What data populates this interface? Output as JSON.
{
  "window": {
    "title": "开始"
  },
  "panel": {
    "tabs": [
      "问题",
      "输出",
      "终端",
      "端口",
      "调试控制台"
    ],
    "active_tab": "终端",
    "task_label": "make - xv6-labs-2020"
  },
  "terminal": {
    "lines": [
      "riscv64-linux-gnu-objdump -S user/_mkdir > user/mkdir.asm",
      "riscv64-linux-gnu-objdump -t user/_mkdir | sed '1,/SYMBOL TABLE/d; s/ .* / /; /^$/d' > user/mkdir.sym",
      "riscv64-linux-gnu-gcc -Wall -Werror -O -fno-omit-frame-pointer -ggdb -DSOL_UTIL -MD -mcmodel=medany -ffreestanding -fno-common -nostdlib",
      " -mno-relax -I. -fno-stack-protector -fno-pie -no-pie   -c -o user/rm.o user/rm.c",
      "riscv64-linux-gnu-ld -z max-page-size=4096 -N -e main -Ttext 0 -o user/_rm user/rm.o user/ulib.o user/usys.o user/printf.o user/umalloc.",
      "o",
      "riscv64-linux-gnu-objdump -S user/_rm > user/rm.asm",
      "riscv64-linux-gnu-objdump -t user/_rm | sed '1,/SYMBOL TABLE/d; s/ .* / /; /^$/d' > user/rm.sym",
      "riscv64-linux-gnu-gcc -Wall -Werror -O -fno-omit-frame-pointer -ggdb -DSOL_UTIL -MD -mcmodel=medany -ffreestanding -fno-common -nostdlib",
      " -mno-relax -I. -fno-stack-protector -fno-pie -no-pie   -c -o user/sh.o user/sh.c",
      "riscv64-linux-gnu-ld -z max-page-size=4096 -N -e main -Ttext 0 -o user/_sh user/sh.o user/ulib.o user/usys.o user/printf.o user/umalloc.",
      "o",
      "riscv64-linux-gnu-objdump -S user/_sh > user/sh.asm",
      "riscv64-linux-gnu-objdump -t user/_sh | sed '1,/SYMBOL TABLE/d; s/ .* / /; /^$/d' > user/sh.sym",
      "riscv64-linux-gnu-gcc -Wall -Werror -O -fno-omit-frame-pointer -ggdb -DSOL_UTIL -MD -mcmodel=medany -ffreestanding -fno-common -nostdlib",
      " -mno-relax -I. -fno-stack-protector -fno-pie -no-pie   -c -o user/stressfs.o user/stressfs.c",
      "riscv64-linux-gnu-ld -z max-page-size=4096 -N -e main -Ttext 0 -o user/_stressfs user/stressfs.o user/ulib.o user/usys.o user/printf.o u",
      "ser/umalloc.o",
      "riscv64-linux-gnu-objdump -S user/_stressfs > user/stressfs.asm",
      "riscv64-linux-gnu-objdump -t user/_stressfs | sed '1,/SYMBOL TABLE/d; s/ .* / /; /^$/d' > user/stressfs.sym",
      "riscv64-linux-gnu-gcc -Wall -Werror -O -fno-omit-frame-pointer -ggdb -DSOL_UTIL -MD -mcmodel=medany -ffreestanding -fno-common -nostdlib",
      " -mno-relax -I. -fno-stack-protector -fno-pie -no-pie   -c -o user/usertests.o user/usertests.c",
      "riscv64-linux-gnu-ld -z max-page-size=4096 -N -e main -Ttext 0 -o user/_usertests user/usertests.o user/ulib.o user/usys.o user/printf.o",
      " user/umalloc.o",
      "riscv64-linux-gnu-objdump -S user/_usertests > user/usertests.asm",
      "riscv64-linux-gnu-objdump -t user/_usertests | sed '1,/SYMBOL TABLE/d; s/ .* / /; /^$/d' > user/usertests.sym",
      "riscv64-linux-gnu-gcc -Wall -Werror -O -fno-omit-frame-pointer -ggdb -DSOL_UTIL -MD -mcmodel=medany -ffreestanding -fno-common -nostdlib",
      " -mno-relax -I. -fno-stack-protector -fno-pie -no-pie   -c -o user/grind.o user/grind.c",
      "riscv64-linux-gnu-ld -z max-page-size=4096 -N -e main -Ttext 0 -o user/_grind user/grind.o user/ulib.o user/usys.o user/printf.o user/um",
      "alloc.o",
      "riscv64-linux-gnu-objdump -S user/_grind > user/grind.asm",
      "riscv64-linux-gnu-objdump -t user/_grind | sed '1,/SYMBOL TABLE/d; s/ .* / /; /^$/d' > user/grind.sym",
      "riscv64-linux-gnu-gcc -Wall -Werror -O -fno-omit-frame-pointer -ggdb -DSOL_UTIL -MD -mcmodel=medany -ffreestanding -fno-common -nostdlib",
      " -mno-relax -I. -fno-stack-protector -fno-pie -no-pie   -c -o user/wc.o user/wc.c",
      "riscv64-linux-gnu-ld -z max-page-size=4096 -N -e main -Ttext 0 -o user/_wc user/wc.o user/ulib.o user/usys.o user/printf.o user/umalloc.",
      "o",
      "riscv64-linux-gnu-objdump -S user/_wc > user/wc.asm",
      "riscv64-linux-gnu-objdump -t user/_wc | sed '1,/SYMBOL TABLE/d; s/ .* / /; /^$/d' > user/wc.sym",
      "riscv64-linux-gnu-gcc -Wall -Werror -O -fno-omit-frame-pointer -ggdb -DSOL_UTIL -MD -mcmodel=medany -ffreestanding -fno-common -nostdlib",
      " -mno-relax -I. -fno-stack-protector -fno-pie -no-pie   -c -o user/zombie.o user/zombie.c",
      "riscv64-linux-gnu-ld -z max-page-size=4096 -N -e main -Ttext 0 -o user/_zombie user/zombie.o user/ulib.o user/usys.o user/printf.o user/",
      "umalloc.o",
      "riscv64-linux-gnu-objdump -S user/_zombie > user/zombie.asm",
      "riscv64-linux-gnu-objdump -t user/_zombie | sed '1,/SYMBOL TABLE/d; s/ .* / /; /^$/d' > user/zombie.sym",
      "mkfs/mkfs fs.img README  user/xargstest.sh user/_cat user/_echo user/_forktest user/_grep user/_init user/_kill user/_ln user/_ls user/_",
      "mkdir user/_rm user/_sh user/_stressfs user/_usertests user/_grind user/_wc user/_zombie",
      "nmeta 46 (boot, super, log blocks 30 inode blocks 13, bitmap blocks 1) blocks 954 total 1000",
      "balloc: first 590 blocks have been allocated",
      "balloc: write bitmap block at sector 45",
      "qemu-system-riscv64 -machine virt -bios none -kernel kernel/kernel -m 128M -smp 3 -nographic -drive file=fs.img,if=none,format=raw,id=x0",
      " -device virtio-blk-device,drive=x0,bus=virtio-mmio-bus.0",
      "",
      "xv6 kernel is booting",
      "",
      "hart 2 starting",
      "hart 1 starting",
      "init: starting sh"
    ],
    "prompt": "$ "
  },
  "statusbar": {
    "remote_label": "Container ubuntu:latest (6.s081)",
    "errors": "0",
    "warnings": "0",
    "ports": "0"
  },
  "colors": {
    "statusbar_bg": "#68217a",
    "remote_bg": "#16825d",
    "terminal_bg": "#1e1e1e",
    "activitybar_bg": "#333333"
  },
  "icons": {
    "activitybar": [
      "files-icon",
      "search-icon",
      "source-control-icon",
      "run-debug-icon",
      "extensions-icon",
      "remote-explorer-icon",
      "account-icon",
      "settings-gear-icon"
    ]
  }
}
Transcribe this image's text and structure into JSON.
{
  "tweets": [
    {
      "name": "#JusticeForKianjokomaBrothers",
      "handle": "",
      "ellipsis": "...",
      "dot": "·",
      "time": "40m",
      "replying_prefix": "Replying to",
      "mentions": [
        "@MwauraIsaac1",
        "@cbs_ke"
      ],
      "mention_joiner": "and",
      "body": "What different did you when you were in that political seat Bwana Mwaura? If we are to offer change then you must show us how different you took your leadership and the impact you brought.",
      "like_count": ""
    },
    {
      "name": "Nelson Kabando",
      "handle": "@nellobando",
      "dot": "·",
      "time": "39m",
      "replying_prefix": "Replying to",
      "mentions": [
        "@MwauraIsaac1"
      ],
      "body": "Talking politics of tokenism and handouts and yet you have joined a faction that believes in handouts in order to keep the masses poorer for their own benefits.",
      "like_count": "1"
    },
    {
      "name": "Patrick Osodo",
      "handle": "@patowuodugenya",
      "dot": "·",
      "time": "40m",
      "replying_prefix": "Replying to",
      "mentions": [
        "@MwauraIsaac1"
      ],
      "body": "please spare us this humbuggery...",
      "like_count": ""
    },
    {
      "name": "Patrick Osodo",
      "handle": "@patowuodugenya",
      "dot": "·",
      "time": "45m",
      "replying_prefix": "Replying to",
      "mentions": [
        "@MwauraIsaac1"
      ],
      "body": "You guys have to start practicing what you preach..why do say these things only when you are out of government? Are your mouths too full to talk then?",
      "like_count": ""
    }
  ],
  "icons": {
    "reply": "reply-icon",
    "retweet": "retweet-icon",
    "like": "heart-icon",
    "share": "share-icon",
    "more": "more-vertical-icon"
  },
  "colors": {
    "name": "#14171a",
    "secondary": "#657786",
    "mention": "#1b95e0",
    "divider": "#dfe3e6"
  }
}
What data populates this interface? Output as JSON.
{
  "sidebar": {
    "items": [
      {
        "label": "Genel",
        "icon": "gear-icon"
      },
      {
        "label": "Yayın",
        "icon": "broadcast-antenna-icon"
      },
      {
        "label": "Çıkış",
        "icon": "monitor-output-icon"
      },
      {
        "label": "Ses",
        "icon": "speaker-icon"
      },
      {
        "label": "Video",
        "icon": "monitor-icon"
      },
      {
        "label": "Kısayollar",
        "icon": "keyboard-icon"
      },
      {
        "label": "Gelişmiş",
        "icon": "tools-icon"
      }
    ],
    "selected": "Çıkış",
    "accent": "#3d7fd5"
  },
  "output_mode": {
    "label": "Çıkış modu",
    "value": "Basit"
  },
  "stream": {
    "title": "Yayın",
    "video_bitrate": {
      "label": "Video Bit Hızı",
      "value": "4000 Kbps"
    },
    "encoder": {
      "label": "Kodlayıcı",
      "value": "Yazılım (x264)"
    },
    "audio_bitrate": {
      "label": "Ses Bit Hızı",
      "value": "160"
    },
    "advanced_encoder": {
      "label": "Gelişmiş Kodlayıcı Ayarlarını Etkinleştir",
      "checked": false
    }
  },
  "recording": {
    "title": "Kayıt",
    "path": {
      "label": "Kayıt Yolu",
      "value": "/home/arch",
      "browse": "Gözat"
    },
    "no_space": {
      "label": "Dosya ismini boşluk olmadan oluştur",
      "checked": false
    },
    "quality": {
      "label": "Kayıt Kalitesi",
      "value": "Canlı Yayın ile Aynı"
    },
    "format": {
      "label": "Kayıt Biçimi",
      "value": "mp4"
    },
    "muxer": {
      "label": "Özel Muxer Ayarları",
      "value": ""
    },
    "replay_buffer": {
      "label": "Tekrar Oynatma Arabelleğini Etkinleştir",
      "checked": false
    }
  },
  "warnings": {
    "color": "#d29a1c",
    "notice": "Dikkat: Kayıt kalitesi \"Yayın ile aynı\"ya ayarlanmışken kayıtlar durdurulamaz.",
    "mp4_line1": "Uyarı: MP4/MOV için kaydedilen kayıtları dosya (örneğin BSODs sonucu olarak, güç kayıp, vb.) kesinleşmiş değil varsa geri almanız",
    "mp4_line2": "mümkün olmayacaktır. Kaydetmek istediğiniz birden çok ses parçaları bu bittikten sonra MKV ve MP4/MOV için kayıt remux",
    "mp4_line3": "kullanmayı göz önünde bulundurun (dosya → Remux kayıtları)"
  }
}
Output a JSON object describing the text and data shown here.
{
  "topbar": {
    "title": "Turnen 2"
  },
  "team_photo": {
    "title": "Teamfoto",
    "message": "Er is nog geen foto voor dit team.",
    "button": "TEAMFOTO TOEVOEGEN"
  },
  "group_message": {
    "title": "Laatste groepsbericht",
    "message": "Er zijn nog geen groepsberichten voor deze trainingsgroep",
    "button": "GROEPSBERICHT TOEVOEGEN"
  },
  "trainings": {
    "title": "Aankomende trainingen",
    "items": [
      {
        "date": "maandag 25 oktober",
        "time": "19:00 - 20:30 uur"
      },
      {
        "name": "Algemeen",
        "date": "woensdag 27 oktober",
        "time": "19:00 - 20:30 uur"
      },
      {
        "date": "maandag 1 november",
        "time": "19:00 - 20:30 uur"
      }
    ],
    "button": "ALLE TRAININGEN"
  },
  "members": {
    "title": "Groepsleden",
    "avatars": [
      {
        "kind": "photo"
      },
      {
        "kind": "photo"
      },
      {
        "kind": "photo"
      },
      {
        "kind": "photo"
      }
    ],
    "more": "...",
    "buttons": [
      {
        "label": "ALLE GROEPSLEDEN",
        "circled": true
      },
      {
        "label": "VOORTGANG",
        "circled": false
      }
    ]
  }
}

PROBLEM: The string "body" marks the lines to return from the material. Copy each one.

SOLVED PROBLEM:
      "body": "What different did you when you were in that political seat Bwana Mwaura? If we are to offer change then you must show us how different you took your leadership and the impact you brought.",
      "body": "Talking politics of tokenism and handouts and yet you have joined a faction that believes in handouts in order to keep the masses poorer for their own benefits.",
      "body": "please spare us this humbuggery...",
      "body": "You guys have to start practicing what you preach..why do say these things only when you are out of government? Are your mouths too full to talk then?",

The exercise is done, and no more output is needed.